Some weeds have very serious impact on the environment, so much so, that the State Government has declared them to be noxious under the Catchment and Land Protection Act. They are designated Declared Noxious Weeds or DNS. Boxthorn and Blackberry are two examples. Some are serious local weeds, and these are listed in the booklet Environmental Weeds – Invaders of our Surf Coast (click to download PDF version), jointly published by ANGAIR and the Surf Coast Shire. Non-local natives feature prominently, typically Coast Tea-tree and various Melaleucas. There are many species that blend in with our indigenous species, or take advantage of site disturbance without spreading much, such as the small Hair Grass and Pimpernel. There are a surprising number of “one-off” sites, usually resulting from garden dumpings, that are not spreading at all. New Zealand Flax and San Pedro Cactus are two examples.

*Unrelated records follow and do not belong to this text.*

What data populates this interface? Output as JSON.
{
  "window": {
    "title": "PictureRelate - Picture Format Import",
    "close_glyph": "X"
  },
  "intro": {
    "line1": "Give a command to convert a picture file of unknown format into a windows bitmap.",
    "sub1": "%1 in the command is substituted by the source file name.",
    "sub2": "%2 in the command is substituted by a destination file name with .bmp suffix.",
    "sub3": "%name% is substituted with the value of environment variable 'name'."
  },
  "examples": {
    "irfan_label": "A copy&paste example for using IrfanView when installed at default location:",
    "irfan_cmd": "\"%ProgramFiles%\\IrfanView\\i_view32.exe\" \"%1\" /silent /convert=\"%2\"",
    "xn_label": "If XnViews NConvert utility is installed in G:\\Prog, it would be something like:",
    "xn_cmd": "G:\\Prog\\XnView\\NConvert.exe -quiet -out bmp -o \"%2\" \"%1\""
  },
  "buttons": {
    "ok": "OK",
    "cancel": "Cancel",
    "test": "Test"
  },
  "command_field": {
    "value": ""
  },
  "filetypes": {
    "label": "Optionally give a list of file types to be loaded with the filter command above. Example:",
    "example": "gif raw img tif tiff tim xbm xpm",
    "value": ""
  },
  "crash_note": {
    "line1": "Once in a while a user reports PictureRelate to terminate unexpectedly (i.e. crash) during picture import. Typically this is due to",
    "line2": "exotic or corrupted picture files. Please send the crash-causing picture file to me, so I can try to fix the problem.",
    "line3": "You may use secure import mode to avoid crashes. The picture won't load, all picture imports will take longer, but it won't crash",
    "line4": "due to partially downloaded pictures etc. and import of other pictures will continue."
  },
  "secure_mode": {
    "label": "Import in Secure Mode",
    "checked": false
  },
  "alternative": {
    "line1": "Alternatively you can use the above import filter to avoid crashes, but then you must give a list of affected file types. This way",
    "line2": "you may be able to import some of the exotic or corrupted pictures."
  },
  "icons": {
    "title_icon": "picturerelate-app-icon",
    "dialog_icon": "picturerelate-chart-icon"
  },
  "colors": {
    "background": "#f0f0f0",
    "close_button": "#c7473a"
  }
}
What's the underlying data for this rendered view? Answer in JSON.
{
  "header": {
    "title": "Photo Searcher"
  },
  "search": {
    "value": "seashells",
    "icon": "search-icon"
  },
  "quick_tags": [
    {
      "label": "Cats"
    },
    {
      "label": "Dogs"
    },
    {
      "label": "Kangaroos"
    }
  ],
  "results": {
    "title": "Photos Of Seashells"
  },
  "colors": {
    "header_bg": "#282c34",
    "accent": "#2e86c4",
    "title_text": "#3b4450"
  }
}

So how many does this all add up to? ANGAIR is currently collecting and documenting these non-indigenous plants in a herbarium. Dried, pressed specimens, and colour photos are stored in the ANGAIR Natural History Centre, where they are available for research and identification. We currently have 312 species in this collection.
Information, including the date and place of collection, a written description of the features of the plant, close-up and whole-plant photos, all combine to provide a useful resource, if you want to know if something you have come across in our bush is a weed. Call in at the library on a Monday afternoon between 12 noon and 2 p.m. and have a look at the folder. We also hope to include the information on our web site, and, perhaps, prepare a CD. Stay tuned for details.